** MATERIAL FOR THIS TASK follows **

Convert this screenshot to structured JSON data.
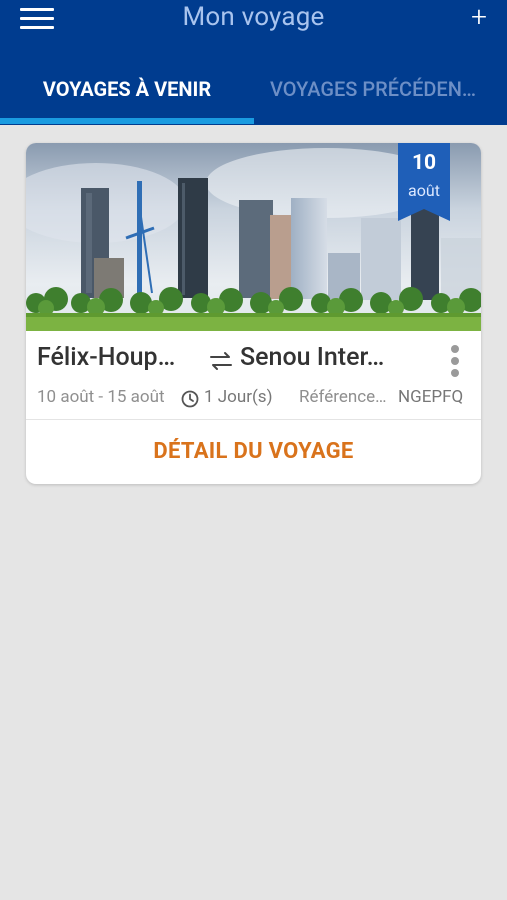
{
  "header": {
    "title": "Mon voyage",
    "add_icon": "+",
    "menu_icon": "hamburger-menu-icon",
    "background_color": "#003c8f"
  },
  "tabs": [
    {
      "label": "VOYAGES À VENIR",
      "active": true
    },
    {
      "label": "VOYAGES PRÉCÉDEN…",
      "active": false
    }
  ],
  "trip": {
    "badge_day": "10",
    "badge_month": "août",
    "origin": "Félix-Houp…",
    "destination": "Senou Inter…",
    "dates": "10 août - 15 août",
    "duration": "1 Jour(s)",
    "reference_label": "Référence…",
    "reference_value": "NGEPFQ",
    "detail_button": "DÉTAIL DU VOYAGE",
    "accent_color": "#d9731c"
  }
}
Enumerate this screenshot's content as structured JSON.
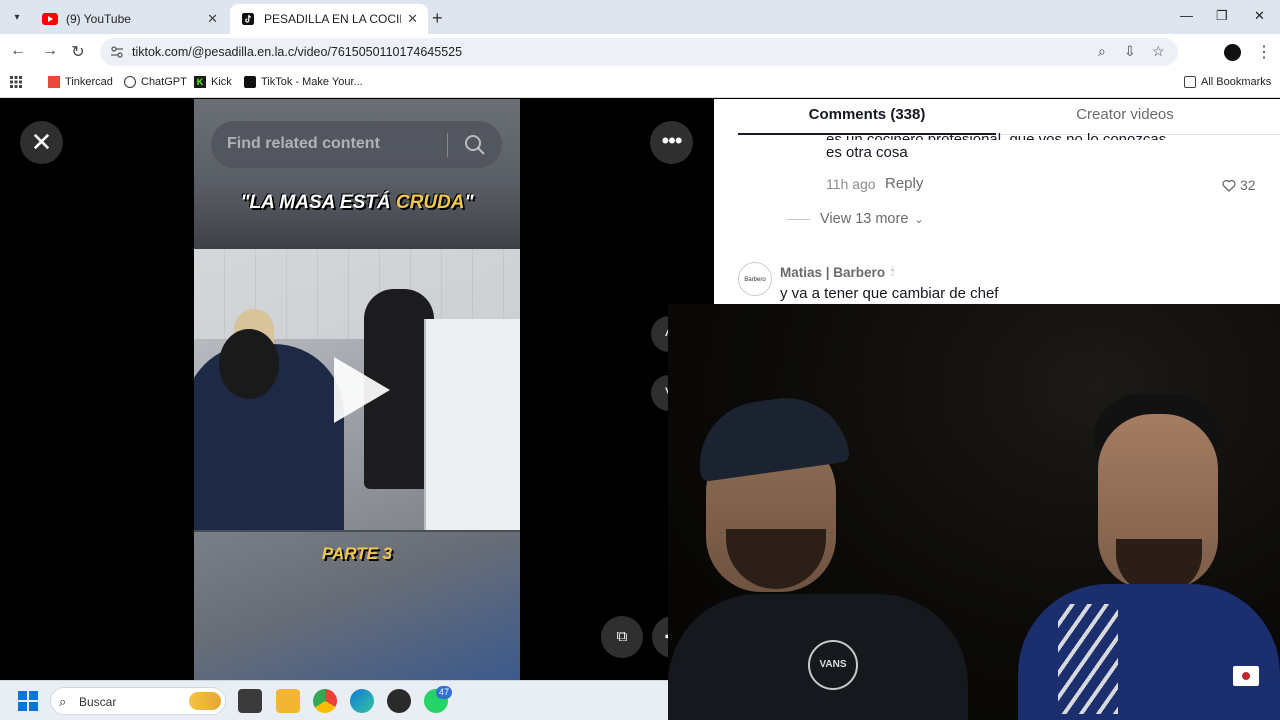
{
  "browser": {
    "tabs": [
      {
        "title": "(9) YouTube",
        "active": false,
        "favicon": "youtube-icon"
      },
      {
        "title": "PESADILLA EN LA COCINA (@p",
        "active": true,
        "favicon": "tiktok-icon"
      }
    ],
    "url": "tiktok.com/@pesadilla.en.la.c/video/7615050110174645525",
    "bookmarks": [
      {
        "label": "Tinkercad",
        "icon": "tinkercad-icon"
      },
      {
        "label": "ChatGPT",
        "icon": "chatgpt-icon"
      },
      {
        "label": "Kick",
        "icon": "kick-icon"
      },
      {
        "label": "TikTok - Make Your...",
        "icon": "tiktok-icon"
      }
    ],
    "all_bookmarks": "All Bookmarks"
  },
  "video": {
    "search_placeholder": "Find related content",
    "caption_top_pre": "\"LA MASA ESTÁ ",
    "caption_top_highlight": "CRUDA",
    "caption_top_post": "\"",
    "caption_bottom": "PARTE 3"
  },
  "comments": {
    "tab_comments": "Comments (338)",
    "tab_creator": "Creator videos",
    "reply_text_line1": "es un cocinero profesional, que vos no lo conozcas",
    "reply_text_line2": "es otra cosa",
    "reply_time": "11h ago",
    "reply_action": "Reply",
    "reply_likes": "32",
    "view_more": "View 13 more",
    "comment2": {
      "user": "Matias | Barbero",
      "avatar_text": "Barbero",
      "text": "y va a tener que cambiar de chef"
    }
  },
  "webcam": {
    "shirt_logo": "VANS"
  },
  "taskbar": {
    "search_label": "Buscar",
    "whatsapp_badge": "47"
  },
  "colors": {
    "tab_strip": "#dfe5ee",
    "caption_highlight": "#f2c94c",
    "accent_blue": "#0a74d8"
  }
}
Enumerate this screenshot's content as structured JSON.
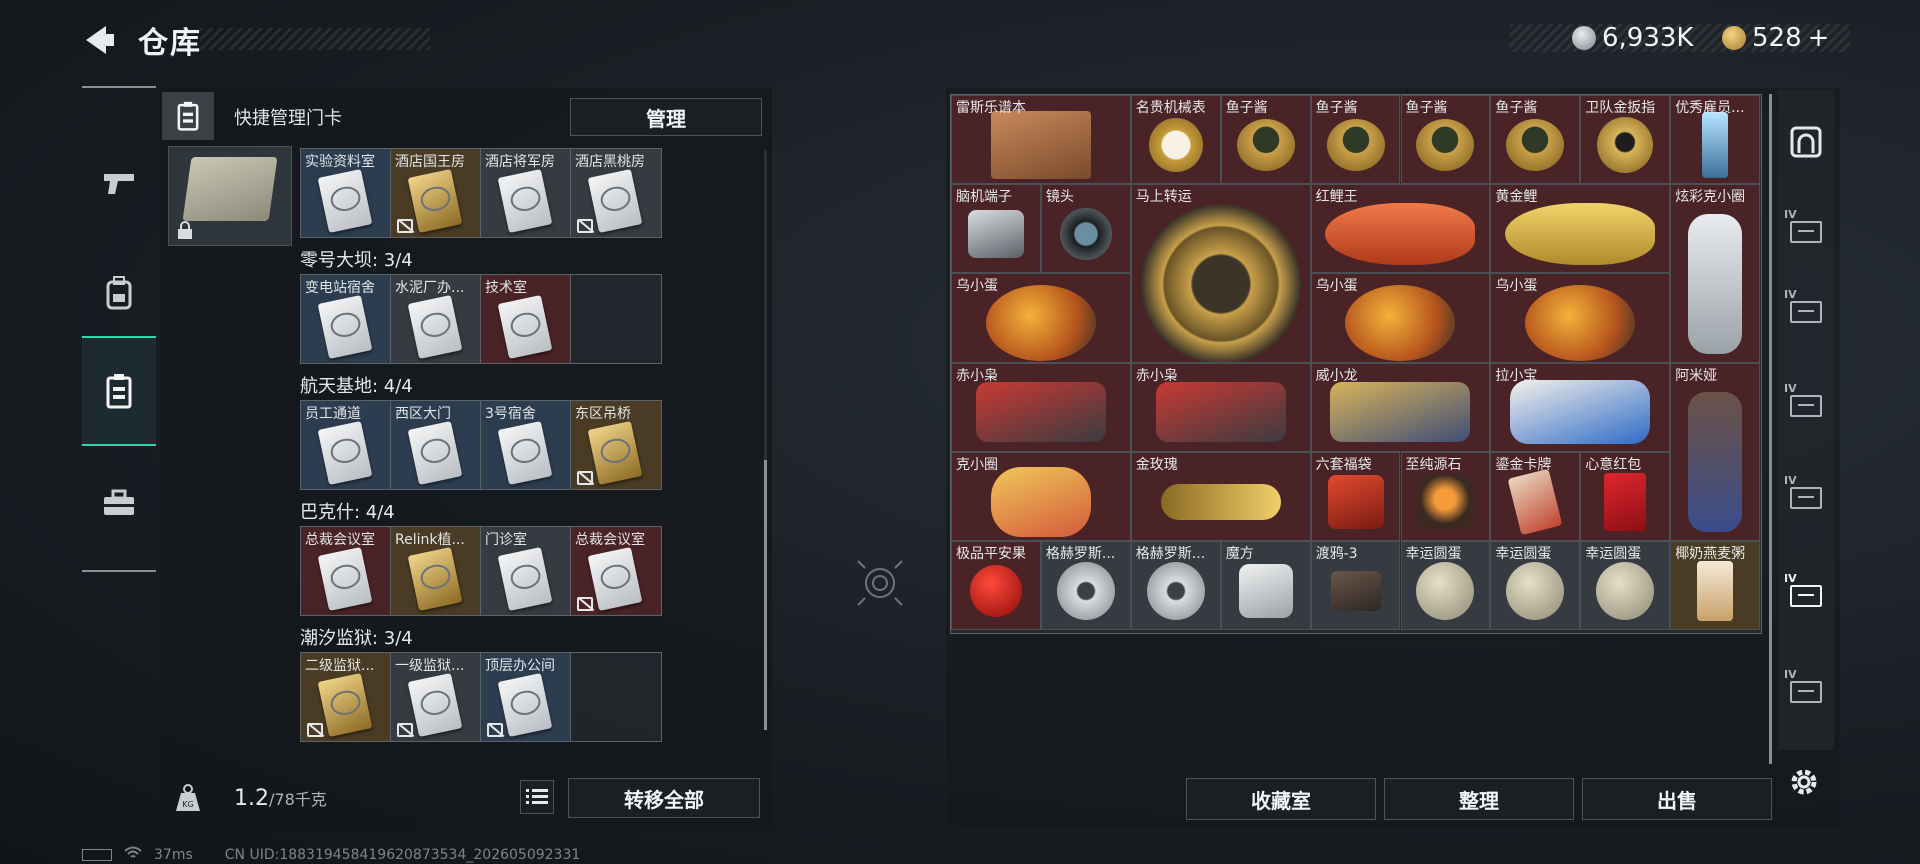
{
  "header": {
    "title": "仓库"
  },
  "currency": [
    {
      "icon": "silver-coin-icon",
      "value": "6,933K"
    },
    {
      "icon": "gold-coin-icon",
      "value": "528",
      "suffix": "+"
    }
  ],
  "left_rail": [
    {
      "icon": "pistol-icon",
      "active": false
    },
    {
      "icon": "backpack-icon",
      "active": false
    },
    {
      "icon": "keycard-icon",
      "active": true
    },
    {
      "icon": "toolbox-icon",
      "active": false
    }
  ],
  "keycard_panel": {
    "title": "快捷管理门卡",
    "manage_label": "管理",
    "groups": [
      {
        "title": "",
        "cards": [
          {
            "label": "实验资料室",
            "color": "blue",
            "locked": false
          },
          {
            "label": "酒店国王房",
            "color": "gold",
            "locked": true
          },
          {
            "label": "酒店将军房",
            "color": "gray",
            "locked": false
          },
          {
            "label": "酒店黑桃房",
            "color": "gray",
            "locked": true
          }
        ]
      },
      {
        "title": "零号大坝: 3/4",
        "cards": [
          {
            "label": "变电站宿舍",
            "color": "blue",
            "locked": false
          },
          {
            "label": "水泥厂办...",
            "color": "gray",
            "locked": false
          },
          {
            "label": "技术室",
            "color": "red",
            "locked": false
          },
          {
            "label": "",
            "color": "empty",
            "locked": false
          }
        ]
      },
      {
        "title": "航天基地: 4/4",
        "cards": [
          {
            "label": "员工通道",
            "color": "blue",
            "locked": false
          },
          {
            "label": "西区大门",
            "color": "blue",
            "locked": false
          },
          {
            "label": "3号宿舍",
            "color": "blue",
            "locked": false
          },
          {
            "label": "东区吊桥",
            "color": "gold",
            "locked": true
          }
        ]
      },
      {
        "title": "巴克什: 4/4",
        "cards": [
          {
            "label": "总裁会议室",
            "color": "red",
            "locked": false
          },
          {
            "label": "Relink植...",
            "color": "gold",
            "locked": false
          },
          {
            "label": "门诊室",
            "color": "gray",
            "locked": false
          },
          {
            "label": "总裁会议室",
            "color": "red",
            "locked": true
          }
        ]
      },
      {
        "title": "潮汐监狱: 3/4",
        "cards": [
          {
            "label": "二级监狱...",
            "color": "gold",
            "locked": true
          },
          {
            "label": "一级监狱...",
            "color": "gray",
            "locked": true
          },
          {
            "label": "顶层办公间",
            "color": "blue",
            "locked": true
          },
          {
            "label": "",
            "color": "empty",
            "locked": false
          }
        ]
      }
    ]
  },
  "bottom_left": {
    "weight_current": "1.2",
    "weight_max": "/78千克",
    "transfer_label": "转移全部"
  },
  "status": {
    "ping": "37ms",
    "uid": "CN UID:18831945841962087​3534_202605092331"
  },
  "grid_items": [
    {
      "label": "雷斯乐谱本",
      "art": "book",
      "bg": "red",
      "col": 0,
      "row": 0,
      "w": 2,
      "h": 1
    },
    {
      "label": "名贵机械表",
      "art": "watch",
      "bg": "red",
      "col": 2,
      "row": 0,
      "w": 1,
      "h": 1
    },
    {
      "label": "鱼子酱",
      "art": "caviar",
      "bg": "red",
      "col": 3,
      "row": 0,
      "w": 1,
      "h": 1
    },
    {
      "label": "鱼子酱",
      "art": "caviar",
      "bg": "red",
      "col": 4,
      "row": 0,
      "w": 1,
      "h": 1
    },
    {
      "label": "鱼子酱",
      "art": "caviar",
      "bg": "red",
      "col": 5,
      "row": 0,
      "w": 1,
      "h": 1
    },
    {
      "label": "鱼子酱",
      "art": "caviar",
      "bg": "red",
      "col": 6,
      "row": 0,
      "w": 1,
      "h": 1
    },
    {
      "label": "卫队金扳指",
      "art": "ring",
      "bg": "red",
      "col": 7,
      "row": 0,
      "w": 1,
      "h": 1
    },
    {
      "label": "优秀雇员...",
      "art": "crystal",
      "bg": "red",
      "col": 8,
      "row": 0,
      "w": 1,
      "h": 1
    },
    {
      "label": "脑机端子",
      "art": "terminal",
      "bg": "red",
      "col": 0,
      "row": 1,
      "w": 1,
      "h": 1
    },
    {
      "label": "镜头",
      "art": "lens",
      "bg": "red",
      "col": 1,
      "row": 1,
      "w": 1,
      "h": 1
    },
    {
      "label": "马上转运",
      "art": "wheel",
      "bg": "red",
      "col": 2,
      "row": 1,
      "w": 2,
      "h": 2
    },
    {
      "label": "红鲤王",
      "art": "koi",
      "bg": "red",
      "col": 4,
      "row": 1,
      "w": 2,
      "h": 1
    },
    {
      "label": "黄金鲤",
      "art": "carp",
      "bg": "red",
      "col": 6,
      "row": 1,
      "w": 2,
      "h": 1
    },
    {
      "label": "炫彩克小圈",
      "art": "doll",
      "bg": "red",
      "col": 8,
      "row": 1,
      "w": 1,
      "h": 2
    },
    {
      "label": "乌小蛋",
      "art": "egg",
      "bg": "red",
      "col": 0,
      "row": 2,
      "w": 2,
      "h": 1
    },
    {
      "label": "乌小蛋",
      "art": "egg",
      "bg": "red",
      "col": 4,
      "row": 2,
      "w": 2,
      "h": 1
    },
    {
      "label": "乌小蛋",
      "art": "egg",
      "bg": "red",
      "col": 6,
      "row": 2,
      "w": 2,
      "h": 1
    },
    {
      "label": "赤小枭",
      "art": "mech",
      "bg": "red",
      "col": 0,
      "row": 3,
      "w": 2,
      "h": 1
    },
    {
      "label": "赤小枭",
      "art": "mech",
      "bg": "red",
      "col": 2,
      "row": 3,
      "w": 2,
      "h": 1
    },
    {
      "label": "威小龙",
      "art": "dragon",
      "bg": "red",
      "col": 4,
      "row": 3,
      "w": 2,
      "h": 1
    },
    {
      "label": "拉小宝",
      "art": "lax",
      "bg": "red",
      "col": 6,
      "row": 3,
      "w": 2,
      "h": 1
    },
    {
      "label": "阿米娅",
      "art": "amiya",
      "bg": "red",
      "col": 8,
      "row": 3,
      "w": 1,
      "h": 2
    },
    {
      "label": "克小圈",
      "art": "clown",
      "bg": "red",
      "col": 0,
      "row": 4,
      "w": 2,
      "h": 1
    },
    {
      "label": "金玫瑰",
      "art": "rose",
      "bg": "red",
      "col": 2,
      "row": 4,
      "w": 2,
      "h": 1
    },
    {
      "label": "六套福袋",
      "art": "bag",
      "bg": "red",
      "col": 4,
      "row": 4,
      "w": 1,
      "h": 1
    },
    {
      "label": "至纯源石",
      "art": "ore",
      "bg": "red",
      "col": 5,
      "row": 4,
      "w": 1,
      "h": 1
    },
    {
      "label": "鎏金卡牌",
      "art": "cardw",
      "bg": "red",
      "col": 6,
      "row": 4,
      "w": 1,
      "h": 1
    },
    {
      "label": "心意红包",
      "art": "envelope",
      "bg": "red",
      "col": 7,
      "row": 4,
      "w": 1,
      "h": 1
    },
    {
      "label": "极品平安果",
      "art": "apple",
      "bg": "red",
      "col": 0,
      "row": 5,
      "w": 1,
      "h": 1
    },
    {
      "label": "格赫罗斯...",
      "art": "medal",
      "bg": "gray",
      "col": 1,
      "row": 5,
      "w": 1,
      "h": 1
    },
    {
      "label": "格赫罗斯...",
      "art": "medal",
      "bg": "gray",
      "col": 2,
      "row": 5,
      "w": 1,
      "h": 1
    },
    {
      "label": "魔方",
      "art": "cube",
      "bg": "gray",
      "col": 3,
      "row": 5,
      "w": 1,
      "h": 1
    },
    {
      "label": "渡鸦-3",
      "art": "tape",
      "bg": "gray",
      "col": 4,
      "row": 5,
      "w": 1,
      "h": 1
    },
    {
      "label": "幸运圆蛋",
      "art": "egglucky",
      "bg": "gray",
      "col": 5,
      "row": 5,
      "w": 1,
      "h": 1
    },
    {
      "label": "幸运圆蛋",
      "art": "egglucky",
      "bg": "gray",
      "col": 6,
      "row": 5,
      "w": 1,
      "h": 1
    },
    {
      "label": "幸运圆蛋",
      "art": "egglucky",
      "bg": "gray",
      "col": 7,
      "row": 5,
      "w": 1,
      "h": 1
    },
    {
      "label": "椰奶燕麦粥",
      "art": "oat",
      "bg": "gold",
      "col": 8,
      "row": 5,
      "w": 1,
      "h": 1
    }
  ],
  "right_buttons": {
    "collect": "收藏室",
    "sort": "整理",
    "sell": "出售"
  },
  "storage_pages": [
    {
      "icon": "safe-box-icon",
      "level": "",
      "active": false
    },
    {
      "icon": "storage-page-icon",
      "level": "IV",
      "active": false
    },
    {
      "icon": "storage-page-icon",
      "level": "IV",
      "active": false
    },
    {
      "icon": "storage-page-icon",
      "level": "IV",
      "active": false
    },
    {
      "icon": "storage-page-icon",
      "level": "IV",
      "active": false
    },
    {
      "icon": "storage-page-icon",
      "level": "IV",
      "active": true
    },
    {
      "icon": "storage-page-icon",
      "level": "IV",
      "active": false
    }
  ]
}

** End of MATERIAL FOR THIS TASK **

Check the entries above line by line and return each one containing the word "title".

### TASK RESULT
    "title": "Mon voyage",
        "title": "(9) YouTube",
        "title": "PESADILLA EN LA COCINA (@p",
    "title": "仓库"
    "title": "快捷管理门卡",
        "title": "",
        "title": "零号大坝: 3/4",
        "title": "航天基地: 4/4",
        "title": "巴克什: 4/4",
        "title": "潮汐监狱: 3/4",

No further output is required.